The Benefits of Adopting the Older Child
Should You Adopt an Older Child?
Prospective adoptive parents usually overlook older children. This is due to a bias in society (people expect to adopt babies or toddlers), as well as fears about adopting a child who is older and unknown to them. However, older children (defined here as 5 and up) make the most rewarding and loving children. This short article tells you how to find these children, how to adopt them, and how to raise them lovingly & successfully. Two of my children joined my family separately when they were older (one was 8 at the time, and the other one was 14 when we brought him home 4 years after the first one).
The Benefits of Adopting the Older Child:
1) An Exceptionally Good Deed: All children everywhere deserve a loving home, but older children are most in need of a family. Most people and some adoption agencies have already given up on these kids; in some cases the kids themselves have even given up on ever being part of a forever family. You are truly doing an exceptionally nice deed by welcoming these children into your home. You are doing what most people, no matter how well-meaning, just do not have the courage and the kindness to do.
2) A Close Bond: Your older adopted child will feel that you have gone out of your way to rescue them from a lifetime of being without a family, and they will be all the closer to you for it. Many people fear that these kids have already "formed" their personalities, and that they are unable to bond with new parents, due to earlier problems in their upbringing. But experience (mine and others) does not bear this out: These kids can and do become extremely close to their new families. My 2 adopted-as-older-children are just as tied to the family as are the three who joined the family biologically.
3) More Fun & Activities: You can immediately begin doing rewarding and fun activities with bigger kids. Just think of all of the beneficial trips to the park, the ice cream store and the amusement park that these kids have missed!

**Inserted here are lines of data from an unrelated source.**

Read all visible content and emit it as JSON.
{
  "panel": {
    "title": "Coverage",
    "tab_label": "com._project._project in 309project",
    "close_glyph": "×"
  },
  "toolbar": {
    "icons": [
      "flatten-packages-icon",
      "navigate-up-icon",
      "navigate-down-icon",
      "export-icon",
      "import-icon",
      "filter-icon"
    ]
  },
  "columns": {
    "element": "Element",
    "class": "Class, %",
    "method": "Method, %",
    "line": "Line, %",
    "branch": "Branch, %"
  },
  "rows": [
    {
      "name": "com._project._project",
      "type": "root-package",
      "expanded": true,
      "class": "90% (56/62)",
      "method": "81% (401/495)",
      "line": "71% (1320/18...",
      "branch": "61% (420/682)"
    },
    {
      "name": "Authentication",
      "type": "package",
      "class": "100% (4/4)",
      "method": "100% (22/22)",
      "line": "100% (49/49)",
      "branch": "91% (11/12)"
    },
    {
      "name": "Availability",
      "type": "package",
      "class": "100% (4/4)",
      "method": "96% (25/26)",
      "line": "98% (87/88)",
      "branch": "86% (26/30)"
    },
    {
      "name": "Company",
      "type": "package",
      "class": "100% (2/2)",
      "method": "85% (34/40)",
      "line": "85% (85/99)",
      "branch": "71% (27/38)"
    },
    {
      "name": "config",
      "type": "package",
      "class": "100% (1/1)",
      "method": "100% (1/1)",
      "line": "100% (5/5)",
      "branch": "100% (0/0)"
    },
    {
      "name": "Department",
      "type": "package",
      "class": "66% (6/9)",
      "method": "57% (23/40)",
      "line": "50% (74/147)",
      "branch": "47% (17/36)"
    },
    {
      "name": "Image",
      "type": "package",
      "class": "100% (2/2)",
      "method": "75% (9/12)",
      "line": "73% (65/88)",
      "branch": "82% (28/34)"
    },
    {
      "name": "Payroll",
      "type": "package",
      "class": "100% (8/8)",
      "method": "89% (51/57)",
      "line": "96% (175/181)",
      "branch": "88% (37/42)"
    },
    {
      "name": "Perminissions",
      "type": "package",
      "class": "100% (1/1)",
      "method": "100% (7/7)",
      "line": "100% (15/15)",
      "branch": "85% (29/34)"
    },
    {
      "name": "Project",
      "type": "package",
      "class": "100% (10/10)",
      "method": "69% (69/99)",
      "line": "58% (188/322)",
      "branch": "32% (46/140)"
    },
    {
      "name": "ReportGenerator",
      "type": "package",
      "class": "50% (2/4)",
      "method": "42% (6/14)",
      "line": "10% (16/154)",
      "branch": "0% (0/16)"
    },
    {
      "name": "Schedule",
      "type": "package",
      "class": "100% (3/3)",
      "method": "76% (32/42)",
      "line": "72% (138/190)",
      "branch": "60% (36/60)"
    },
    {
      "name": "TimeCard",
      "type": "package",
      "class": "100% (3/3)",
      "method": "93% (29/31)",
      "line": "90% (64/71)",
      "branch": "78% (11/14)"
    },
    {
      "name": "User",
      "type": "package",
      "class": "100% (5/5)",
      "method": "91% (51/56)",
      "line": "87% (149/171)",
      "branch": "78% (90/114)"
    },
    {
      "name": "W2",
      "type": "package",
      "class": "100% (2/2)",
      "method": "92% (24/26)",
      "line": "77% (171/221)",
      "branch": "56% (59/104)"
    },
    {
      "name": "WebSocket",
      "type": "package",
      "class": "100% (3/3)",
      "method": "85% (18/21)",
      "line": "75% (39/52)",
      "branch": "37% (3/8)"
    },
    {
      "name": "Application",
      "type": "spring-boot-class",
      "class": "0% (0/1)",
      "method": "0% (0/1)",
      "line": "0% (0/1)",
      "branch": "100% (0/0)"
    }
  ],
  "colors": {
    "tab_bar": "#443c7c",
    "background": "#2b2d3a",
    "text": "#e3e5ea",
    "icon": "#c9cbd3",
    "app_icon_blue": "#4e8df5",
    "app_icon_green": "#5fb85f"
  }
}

4) You Can Skip the Baby Stage, & Return More Quickly to Work: With the older child, there are no diaper changes or 3 a.m. wake-ups; no potty training or "terrible twos." After an adjustment period (I recommend taking off at least 2 weeks if possible), you can enroll your child in school, and continue working at your job. Through the Family Medical Leave Act, your employer has to keep your job open for you while you take some time off to spend it with your new child. Some employers will even give you paid time off while you adjust to new parenthood.
5) A Shorter Waiting Period & a Cost Savings: Due to the fact that fewer people are looking to adopt the older child, there is usually a much shorter waiting period before everything is finalized. Also, in the case of international adoptions, the cost for the older child is lower. It is free to adopt through your local county or city agency (these agencies are acting on behalf of your state). There are so many waiting kids that those agencies will even pay for their health and dental care.
How to Adopt an Older Child:
There are two types of adoptions:
1) Domestic (2 types: State or Private)
Contact your local family services agency for domestic adoptions. There is very little cost, but a lot of paperwork. You can do a "Fos-Adopt" where the child can live with you while you are awaiting the finalized adoption.
You can also contact an private agency or attorney, in order to obtain a U.S. or international child privately (i.e., a child who is not being taken care of by your State's Child Welfare System).
The laws vary from state to state and country to country. Whatever you do, do not give up hope - a child is waiting for you. Please do not let bureaucratic red-tape, time delays or even financial constraints get in your way. There is a young person out there, who has been forgotten by many others, who is waiting for your love and care. Good luck if you are considering doing this!